Each of these events has shown America’s unwillingness to take strong foreign policy action and certainly underlined its unwillingness to use force. America’s allies and enemies have looked on and taken note. America’s geopolitical multiplier has declined even as its relative economic strength has waned and the US has slipped backwards towards the rest of the pack of major world powers in terms of relative geopolitical power.
Throughout this piece we have looked to see what we can learn from history in trying to understand changes in the level of structural geopolitical tension in the world. We have in general argued that the broad sweep of world history suggests that the major driver of significant structural change in global levels of geopolitical tension has been the relative rise and fall of the world’s leading power.

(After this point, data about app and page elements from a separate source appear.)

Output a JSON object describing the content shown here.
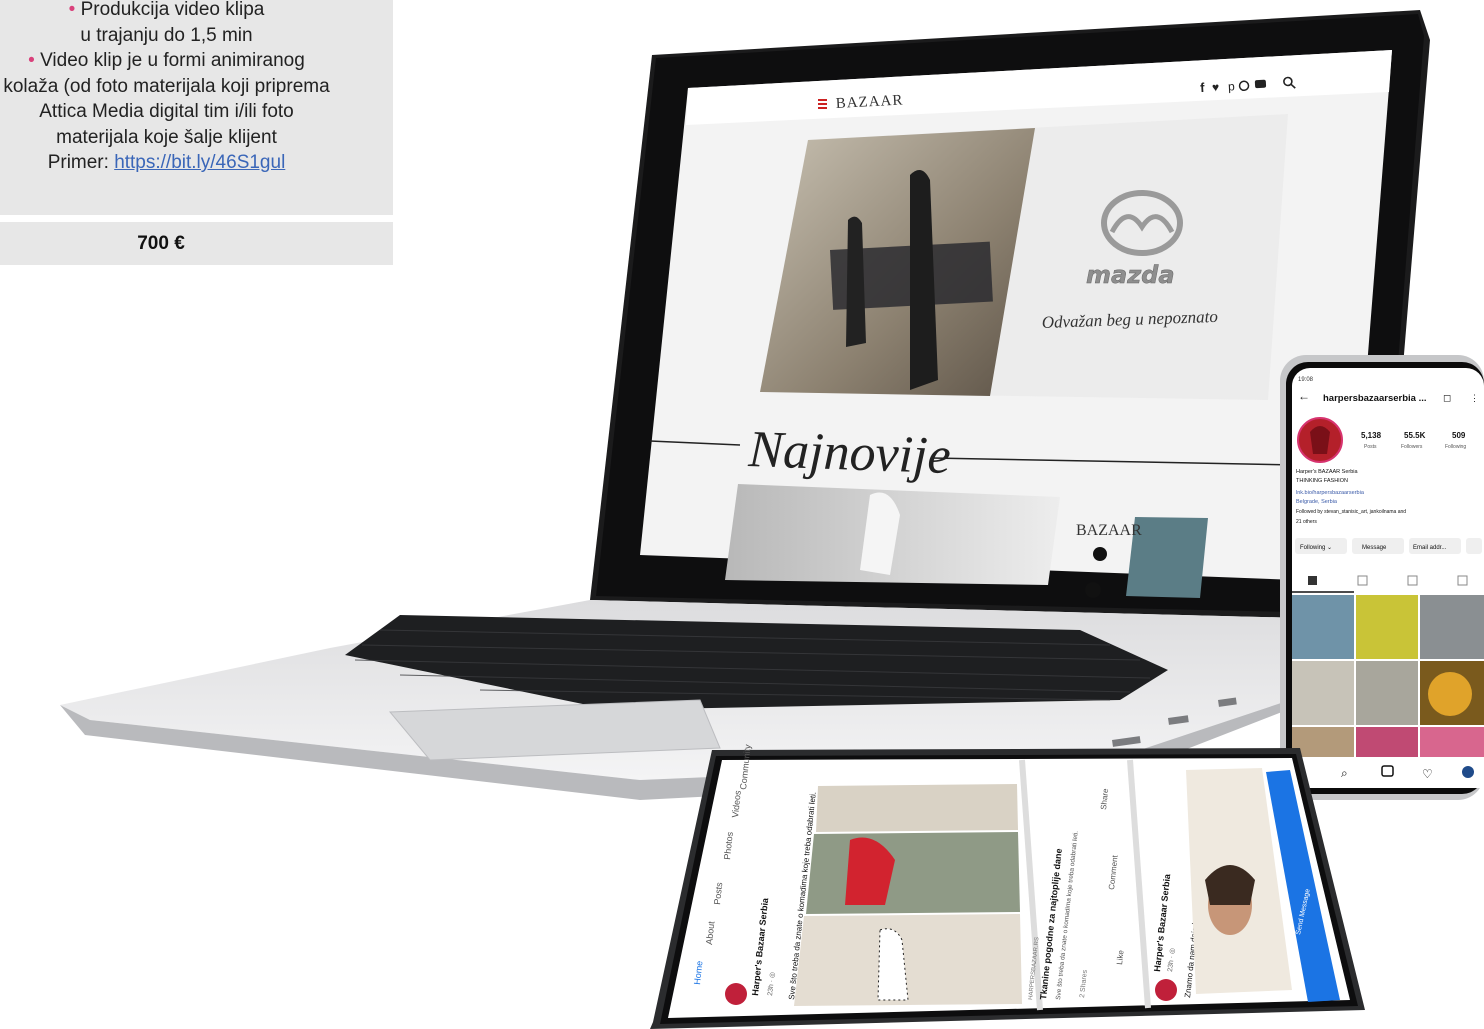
{
  "offer": {
    "line1_bullet": "•",
    "line1": " Produkcija video klipa",
    "line2": "u trajanju do 1,5 min",
    "line3_bullet": "•",
    "line3": " Video klip je u formi animiranog",
    "line4": "kolaža (od foto materijala koji priprema",
    "line5": "Attica Media digital tim i/ili foto",
    "line6": "materijala koje šalje klijent",
    "example_label": "Primer: ",
    "example_link": "https://bit.ly/46S1gul",
    "price": "700 €"
  },
  "laptop_site": {
    "logo": "BAZAAR",
    "social_icons": [
      "facebook-icon",
      "twitter-icon",
      "pinterest-icon",
      "instagram-icon",
      "youtube-icon",
      "search-icon"
    ],
    "ad_brand": "mazda",
    "ad_slogan": "Odvažan beg u nepoznato",
    "section_title": "Najnovije",
    "side_logo": "BAZAAR"
  },
  "phone_instagram": {
    "status_time": "19:08",
    "username": "harpersbazaarserbia ...",
    "posts_count": "5,138",
    "posts_label": "Posts",
    "followers_count": "55.5K",
    "followers_label": "Followers",
    "following_count": "509",
    "following_label": "Following",
    "bio_name": "Harper's BAZAAR Serbia",
    "bio_line1": "THINKING FASHION",
    "bio_link": "lnk.bio/harpersbazaarserbia",
    "bio_location": "Belgrade, Serbia",
    "bio_followed": "Followed by stevan_stanisic_art, jankoilnama and",
    "bio_followed2": "21 others",
    "btn_following": "Following ⌄",
    "btn_message": "Message",
    "btn_email": "Email addr..."
  },
  "tablet_facebook": {
    "tab_home": "Home",
    "tab_about": "About",
    "tab_posts": "Posts",
    "tab_photos": "Photos",
    "tab_videos": "Videos",
    "tab_community": "Community",
    "page_name": "Harper's Bazaar Serbia",
    "post1_text": "Sve što treba da znate o komadima koje treba odabrati leti.",
    "post2_title": "Tkanine pogodne za najtoplije dane",
    "post2_sub": "Sve što treba da znate o komadima koje treba odabrati leti.",
    "post3_text": "Znamo da nam daje brze rezultate, ali po kojoj ceni?",
    "like": "Like",
    "comment": "Comment",
    "share": "Share",
    "send_message": "Send Message",
    "time": "23h · ◎"
  }
}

We have also suggested a number of important caveats to this view – chiefly that a dominant superpower only provides for structurally lower geopolitical tensions when it is itself internally stable. We have also sought to distinguish between a nation being an “economic” superpower (which we can broadly measure directly) and being a genuine “geopolitical” superpower (which we can’t). On this subject we have hypothesised that the level of a nations geopolitical power can roughly be estimated multiplying its relative economic power by a “geopolitical multiplier” which reflects that nations ability to amass and project force, its willingness to intervene in the affairs of the world and the extent of its “soft power”.

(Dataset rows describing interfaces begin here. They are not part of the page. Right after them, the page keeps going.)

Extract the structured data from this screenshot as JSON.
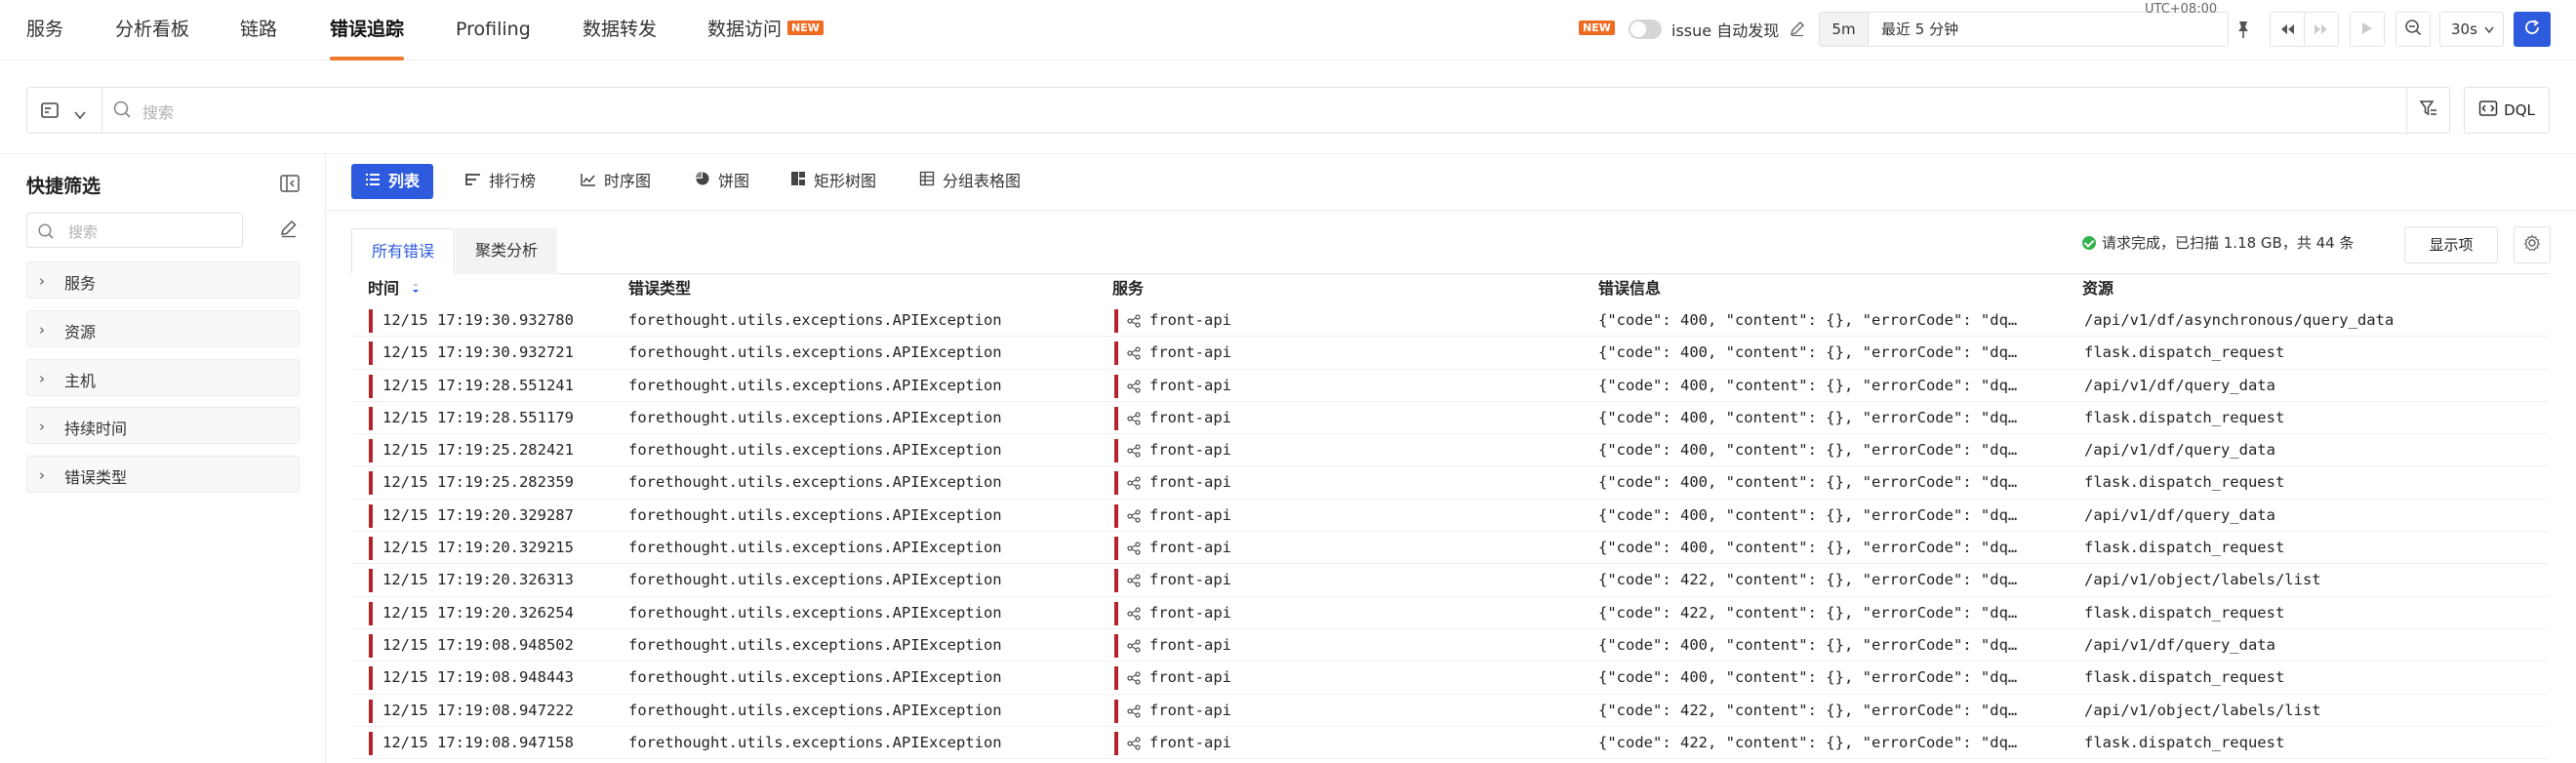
{
  "nav": {
    "items": [
      {
        "label": "服务"
      },
      {
        "label": "分析看板"
      },
      {
        "label": "链路"
      },
      {
        "label": "错误追踪"
      },
      {
        "label": "Profiling"
      },
      {
        "label": "数据转发"
      },
      {
        "label": "数据访问"
      }
    ],
    "active": "错误追踪",
    "new_badge": "NEW"
  },
  "toolbar": {
    "issue_new_badge": "NEW",
    "issue_label": "issue 自动发现",
    "issue_toggle_on": false,
    "time_range_short": "5m",
    "time_range_text": "最近 5 分钟",
    "timezone": "UTC+08:00",
    "refresh_rate": "30s",
    "accent_color": "#2e5bde"
  },
  "search": {
    "placeholder": "搜索",
    "dql_label": "DQL"
  },
  "sidebar": {
    "title": "快捷筛选",
    "search_placeholder": "搜索",
    "facets": [
      {
        "label": "服务"
      },
      {
        "label": "资源"
      },
      {
        "label": "主机"
      },
      {
        "label": "持续时间"
      },
      {
        "label": "错误类型"
      }
    ]
  },
  "view_tabs": [
    {
      "label": "列表",
      "icon": "list-icon"
    },
    {
      "label": "排行榜",
      "icon": "ranking-icon"
    },
    {
      "label": "时序图",
      "icon": "timeseries-icon"
    },
    {
      "label": "饼图",
      "icon": "pie-chart-icon"
    },
    {
      "label": "矩形树图",
      "icon": "treemap-icon"
    },
    {
      "label": "分组表格图",
      "icon": "group-table-icon"
    }
  ],
  "sub_tabs": [
    {
      "label": "所有错误"
    },
    {
      "label": "聚类分析"
    }
  ],
  "status": {
    "text": "请求完成，已扫描 1.18 GB，共 44 条",
    "show_items_label": "显示项"
  },
  "table": {
    "columns": [
      "时间",
      "错误类型",
      "服务",
      "错误信息",
      "资源"
    ],
    "severity_color": "#b4232a",
    "rows": [
      {
        "time": "12/15 17:19:30.932780",
        "type": "forethought.utils.exceptions.APIException",
        "service": "front-api",
        "message": "{\"code\": 400, \"content\": {}, \"errorCode\": \"dq…",
        "resource": "/api/v1/df/asynchronous/query_data"
      },
      {
        "time": "12/15 17:19:30.932721",
        "type": "forethought.utils.exceptions.APIException",
        "service": "front-api",
        "message": "{\"code\": 400, \"content\": {}, \"errorCode\": \"dq…",
        "resource": "flask.dispatch_request"
      },
      {
        "time": "12/15 17:19:28.551241",
        "type": "forethought.utils.exceptions.APIException",
        "service": "front-api",
        "message": "{\"code\": 400, \"content\": {}, \"errorCode\": \"dq…",
        "resource": "/api/v1/df/query_data"
      },
      {
        "time": "12/15 17:19:28.551179",
        "type": "forethought.utils.exceptions.APIException",
        "service": "front-api",
        "message": "{\"code\": 400, \"content\": {}, \"errorCode\": \"dq…",
        "resource": "flask.dispatch_request"
      },
      {
        "time": "12/15 17:19:25.282421",
        "type": "forethought.utils.exceptions.APIException",
        "service": "front-api",
        "message": "{\"code\": 400, \"content\": {}, \"errorCode\": \"dq…",
        "resource": "/api/v1/df/query_data"
      },
      {
        "time": "12/15 17:19:25.282359",
        "type": "forethought.utils.exceptions.APIException",
        "service": "front-api",
        "message": "{\"code\": 400, \"content\": {}, \"errorCode\": \"dq…",
        "resource": "flask.dispatch_request"
      },
      {
        "time": "12/15 17:19:20.329287",
        "type": "forethought.utils.exceptions.APIException",
        "service": "front-api",
        "message": "{\"code\": 400, \"content\": {}, \"errorCode\": \"dq…",
        "resource": "/api/v1/df/query_data"
      },
      {
        "time": "12/15 17:19:20.329215",
        "type": "forethought.utils.exceptions.APIException",
        "service": "front-api",
        "message": "{\"code\": 400, \"content\": {}, \"errorCode\": \"dq…",
        "resource": "flask.dispatch_request"
      },
      {
        "time": "12/15 17:19:20.326313",
        "type": "forethought.utils.exceptions.APIException",
        "service": "front-api",
        "message": "{\"code\": 422, \"content\": {}, \"errorCode\": \"dq…",
        "resource": "/api/v1/object/labels/list"
      },
      {
        "time": "12/15 17:19:20.326254",
        "type": "forethought.utils.exceptions.APIException",
        "service": "front-api",
        "message": "{\"code\": 422, \"content\": {}, \"errorCode\": \"dq…",
        "resource": "flask.dispatch_request"
      },
      {
        "time": "12/15 17:19:08.948502",
        "type": "forethought.utils.exceptions.APIException",
        "service": "front-api",
        "message": "{\"code\": 400, \"content\": {}, \"errorCode\": \"dq…",
        "resource": "/api/v1/df/query_data"
      },
      {
        "time": "12/15 17:19:08.948443",
        "type": "forethought.utils.exceptions.APIException",
        "service": "front-api",
        "message": "{\"code\": 400, \"content\": {}, \"errorCode\": \"dq…",
        "resource": "flask.dispatch_request"
      },
      {
        "time": "12/15 17:19:08.947222",
        "type": "forethought.utils.exceptions.APIException",
        "service": "front-api",
        "message": "{\"code\": 422, \"content\": {}, \"errorCode\": \"dq…",
        "resource": "/api/v1/object/labels/list"
      },
      {
        "time": "12/15 17:19:08.947158",
        "type": "forethought.utils.exceptions.APIException",
        "service": "front-api",
        "message": "{\"code\": 422, \"content\": {}, \"errorCode\": \"dq…",
        "resource": "flask.dispatch_request"
      }
    ]
  }
}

Given this analysis it strikes us that today we are in the midst of an extremely rare historical event – the relative decline of a world superpower. US global geopolitical dominance is on the wane – driven on the one hand by the historic rise of China from its disproportionate lows and on the other to a host of internal US issues, from a crisis of American confidence in the core of the US economic model to general war weariness. This is not to say that America’s position in the global system is on the brink of collapse. Far from it. The US will remain the greater of just two great powers for the foreseeable future as its “geopolitical multiplier”, boosted by its deeply embedded soft power and continuing commitment to the “free world” order, allows it to outperform its relative economic power. As America’s current Defence Secretary, Chuck Hagel, said earlier this year, “We (the USA) do not engage in the world because we are a great nation. Rather, we are a great nation because we engage in the world.” Nevertheless the US is losing its place as the sole dominant geopolitical superpower and history suggests that during such shifts geopolitical tensions structurally increase. If this analysis is correct then the rise in the past five years, and most notably in the past year, of global geopolitical tensions may well prove not temporary but structural to the current world system and the world may continue to experience more frequent, longer lasting and more far reaching geopolitical stresses than it has in at least two decades. If this is indeed the case then markets might have to price in a higher degree of geopolitical risk in the years ahead.